Autism and Metabolomics in Maternal Pregnancy Serum

Poster Presentation
Thursday, May 2, 2019: 11:30 AM-1:30 PM
Room: 710 (Palais des congres de Montreal)
B. Ritz1, Q. Yan1 and Z. Liew2, (1)Department of Epidemiology, UCLA Fielding School of Public Health, Los Angeles, CA, (2)Department of Environmental Health Sciences, Yale School of Public Health, New Haven, CT

The exposures and biologic mechanism that may contribute to autism during fetal development are still largely unknown.

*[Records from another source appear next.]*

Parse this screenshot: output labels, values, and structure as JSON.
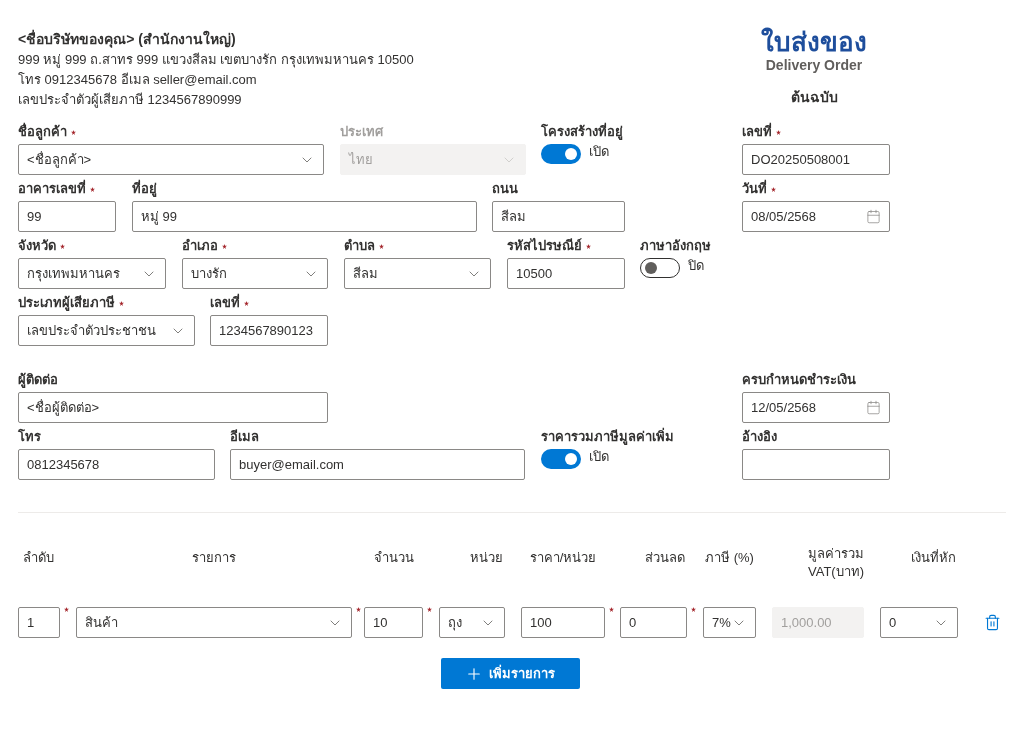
{
  "company": {
    "name": "<ชื่อบริษัทของคุณ> (สำนักงานใหญ่)",
    "lines": [
      "999 หมู่ 999 ถ.สาทร 999 แขวงสีลม เขตบางรัก กรุงเทพมหานคร 10500",
      "โทร 0912345678 อีเมล seller@email.com",
      "เลขประจำตัวผู้เสียภาษี 1234567890999"
    ]
  },
  "document": {
    "title": "ใบส่งของ",
    "subtitle": "Delivery Order",
    "copy": "ต้นฉบับ"
  },
  "form_rows": [
    [
      {
        "kind": "select",
        "label": "ชื่อลูกค้า",
        "required": true,
        "value": "<ชื่อลูกค้า>",
        "disabled": false
      },
      {
        "kind": "select",
        "label": "ประเทศ",
        "required": false,
        "value": "ไทย",
        "disabled": true
      },
      {
        "kind": "toggle",
        "label": "โครงสร้างที่อยู่",
        "on": true,
        "state_label": "เปิด"
      },
      {
        "kind": "input",
        "label": "เลขที่",
        "required": true,
        "value": "DO20250508001",
        "disabled": false
      }
    ],
    [
      {
        "kind": "input",
        "label": "อาคารเลขที่",
        "required": true,
        "value": "99",
        "disabled": false
      },
      {
        "kind": "input",
        "label": "ที่อยู่",
        "required": false,
        "value": "หมู่ 99",
        "disabled": false
      },
      {
        "kind": "input",
        "label": "ถนน",
        "required": false,
        "value": "สีลม",
        "disabled": false
      },
      {
        "kind": "date",
        "label": "วันที่",
        "required": true,
        "value": "08/05/2568",
        "disabled": false
      }
    ],
    [
      {
        "kind": "select",
        "label": "จังหวัด",
        "required": true,
        "value": "กรุงเทพมหานคร",
        "disabled": false
      },
      {
        "kind": "select",
        "label": "อำเภอ",
        "required": true,
        "value": "บางรัก",
        "disabled": false
      },
      {
        "kind": "select",
        "label": "ตำบล",
        "required": true,
        "value": "สีลม",
        "disabled": false
      },
      {
        "kind": "input",
        "label": "รหัสไปรษณีย์",
        "required": true,
        "value": "10500",
        "disabled": false
      },
      {
        "kind": "toggle",
        "label": "ภาษาอังกฤษ",
        "on": false,
        "state_label": "ปิด"
      }
    ],
    [
      {
        "kind": "select",
        "label": "ประเภทผู้เสียภาษี",
        "required": true,
        "value": "เลขประจำตัวประชาชน",
        "disabled": false
      },
      {
        "kind": "input",
        "label": "เลขที่",
        "required": true,
        "value": "1234567890123",
        "disabled": false
      }
    ],
    [
      {
        "kind": "input",
        "label": "ผู้ติดต่อ",
        "required": false,
        "value": "<ชื่อผู้ติดต่อ>",
        "disabled": false
      },
      {
        "kind": "date",
        "label": "ครบกำหนดชำระเงิน",
        "required": false,
        "value": "12/05/2568",
        "disabled": false
      }
    ],
    [
      {
        "kind": "input",
        "label": "โทร",
        "required": false,
        "value": "0812345678",
        "disabled": false
      },
      {
        "kind": "input",
        "label": "อีเมล",
        "required": false,
        "value": "buyer@email.com",
        "disabled": false
      },
      {
        "kind": "toggle",
        "label": "ราคารวมภาษีมูลค่าเพิ่ม",
        "on": true,
        "state_label": "เปิด"
      },
      {
        "kind": "input",
        "label": "อ้างอิง",
        "required": false,
        "disabled": false
      }
    ]
  ],
  "items_table": {
    "columns": [
      "ลำดับ",
      "รายการ",
      "จำนวน",
      "หน่วย",
      "ราคา/หน่วย",
      "ส่วนลด",
      "ภาษี (%)",
      "มูลค่ารวม VAT(บาท)",
      "เงินที่หัก"
    ],
    "rows": [
      {
        "cells": [
          {
            "kind": "input",
            "value": "1",
            "required": true,
            "disabled": false
          },
          {
            "kind": "select",
            "value": "สินค้า",
            "required": true,
            "disabled": false
          },
          {
            "kind": "input",
            "value": "10",
            "required": true,
            "disabled": false
          },
          {
            "kind": "select",
            "value": "ถุง",
            "required": false,
            "disabled": false
          },
          {
            "kind": "input",
            "value": "100",
            "required": true,
            "disabled": false
          },
          {
            "kind": "input",
            "value": "0",
            "required": true,
            "disabled": false
          },
          {
            "kind": "select",
            "value": "7%",
            "required": false,
            "disabled": false
          },
          {
            "kind": "input",
            "value": "1,000.00",
            "required": false,
            "disabled": true
          },
          {
            "kind": "select",
            "value": "0",
            "required": false,
            "disabled": false
          }
        ]
      }
    ]
  },
  "add_button": {
    "label": "เพิ่มรายการ"
  }
}
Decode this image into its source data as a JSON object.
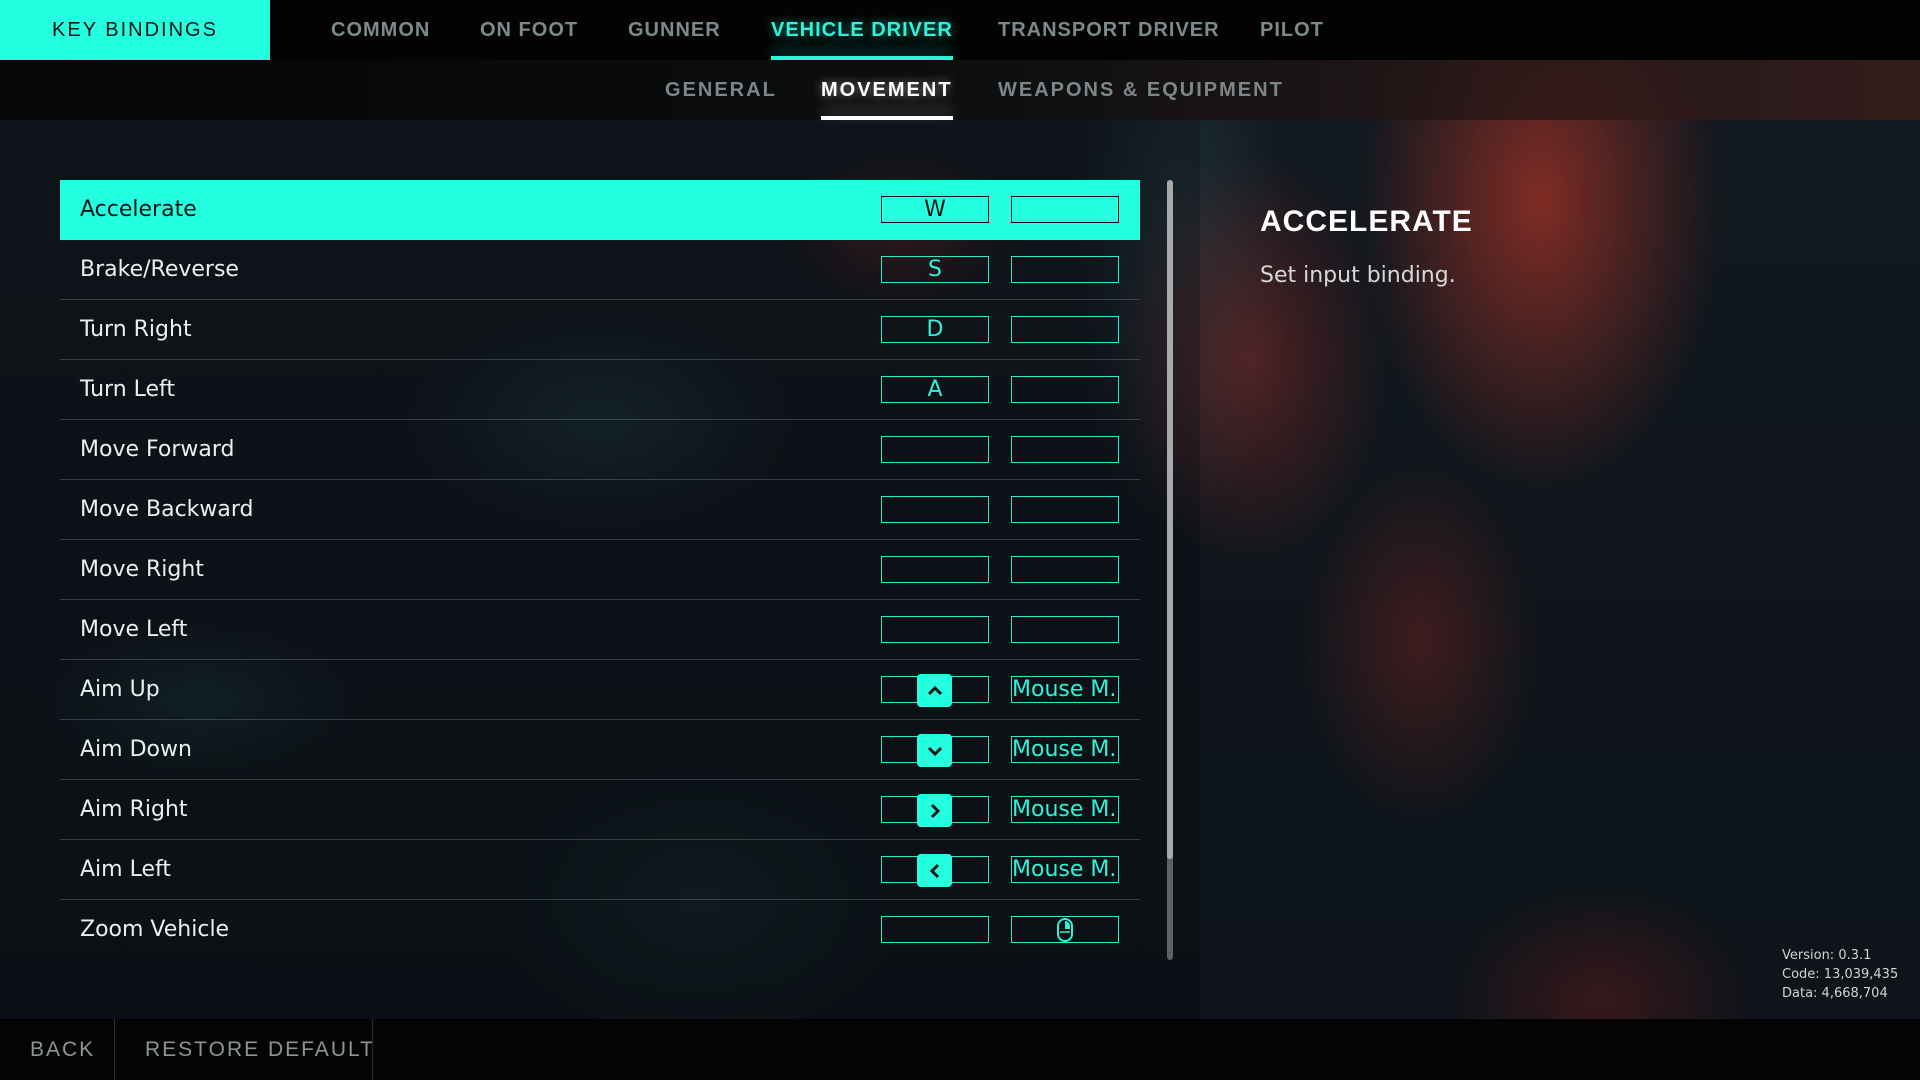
{
  "header": {
    "section_title": "KEY BINDINGS",
    "tabs": [
      {
        "label": "COMMON",
        "active": false
      },
      {
        "label": "ON FOOT",
        "active": false
      },
      {
        "label": "GUNNER",
        "active": false
      },
      {
        "label": "VEHICLE DRIVER",
        "active": true
      },
      {
        "label": "TRANSPORT DRIVER",
        "active": false
      },
      {
        "label": "PILOT",
        "active": false
      }
    ],
    "subtabs": [
      {
        "label": "GENERAL",
        "active": false
      },
      {
        "label": "MOVEMENT",
        "active": true
      },
      {
        "label": "WEAPONS & EQUIPMENT",
        "active": false
      }
    ]
  },
  "bindings": [
    {
      "action": "Accelerate",
      "primary": "W",
      "secondary": "",
      "selected": true
    },
    {
      "action": "Brake/Reverse",
      "primary": "S",
      "secondary": ""
    },
    {
      "action": "Turn Right",
      "primary": "D",
      "secondary": ""
    },
    {
      "action": "Turn Left",
      "primary": "A",
      "secondary": ""
    },
    {
      "action": "Move Forward",
      "primary": "",
      "secondary": ""
    },
    {
      "action": "Move Backward",
      "primary": "",
      "secondary": ""
    },
    {
      "action": "Move Right",
      "primary": "",
      "secondary": ""
    },
    {
      "action": "Move Left",
      "primary": "",
      "secondary": ""
    },
    {
      "action": "Aim Up",
      "primary_icon": "arrow-up-key-icon",
      "secondary": "Mouse M..."
    },
    {
      "action": "Aim Down",
      "primary_icon": "arrow-down-key-icon",
      "secondary": "Mouse M..."
    },
    {
      "action": "Aim Right",
      "primary_icon": "arrow-right-key-icon",
      "secondary": "Mouse M..."
    },
    {
      "action": "Aim Left",
      "primary_icon": "arrow-left-key-icon",
      "secondary": "Mouse M..."
    },
    {
      "action": "Zoom Vehicle",
      "primary": "",
      "secondary_icon": "mouse-right-button-icon"
    }
  ],
  "scrollbar": {
    "visible_fraction": 0.87,
    "position": 0
  },
  "detail": {
    "title": "ACCELERATE",
    "description": "Set input binding."
  },
  "version_info": {
    "version": "Version: 0.3.1",
    "code": "Code: 13,039,435",
    "data": "Data: 4,668,704"
  },
  "footer": {
    "back_label": "BACK",
    "restore_label": "RESTORE DEFAULT"
  },
  "colors": {
    "accent": "#24ffe0",
    "text_muted": "#7d8a8b",
    "background": "#0f141a"
  }
}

Interrogating maternal metabolic features during pregnancy may help identify pathways relevant for the development of autism in the offspring.


The aim of this study is to comprehensively profile the blood metabolome during mid-pregnancy using untargeted high-resolution metabolomics (HRM) in order to identify maternal metabolic features and pathways associated with autism in offspring.


We retrieved stored serum samples from 114 mothers sampled in mid-pregnancy. All subjects lived in the Central Valley of California which is a largely immigrant Hispanic community. Of these, 52 had given birth to a child diagnosed with autism in childhood according to the California Department of Developmental Services records and they were matched (by birth year and gender) to 62 controls randomly selected from the California Birth Records. Using liquid chromatography-high resolution mass spectrometry, we obtained metabolic profiles in an untargeted approach and used partial least squares discriminant analysis (PLS-DA) to select metabolic features that were statistically significantly different in case and control mothers while controlling for potential confounders selected a prior. Pathway and network analyses were employed using the mummichog approach.


In total we extracted 4030 and 4994 metabolic features from maternal serum samples in the HILIC column (positive ion mode) and the C18 column (negative ion mode), respectively. Controlling for confounders, 90 and 68 discriminatory metabolic features (HILIC and C18, respectively) were selected according to the criterion Variable Importance In projection (VIP) greater than 2. Pathway enrichment analysis for discriminatory features indicated that the steroid hormone pathway was upregulated in case mothers and we also found alterations in inflammatory and oxidative stress related pathways that distinguished case from control mothers.


Profiling metabolomic features and generating pathways from maternal serum in mid-pregnancy, we found that differences in steroid hormones, inflammatory and oxidative stress pathway may contribute to the development of autism in the offspring.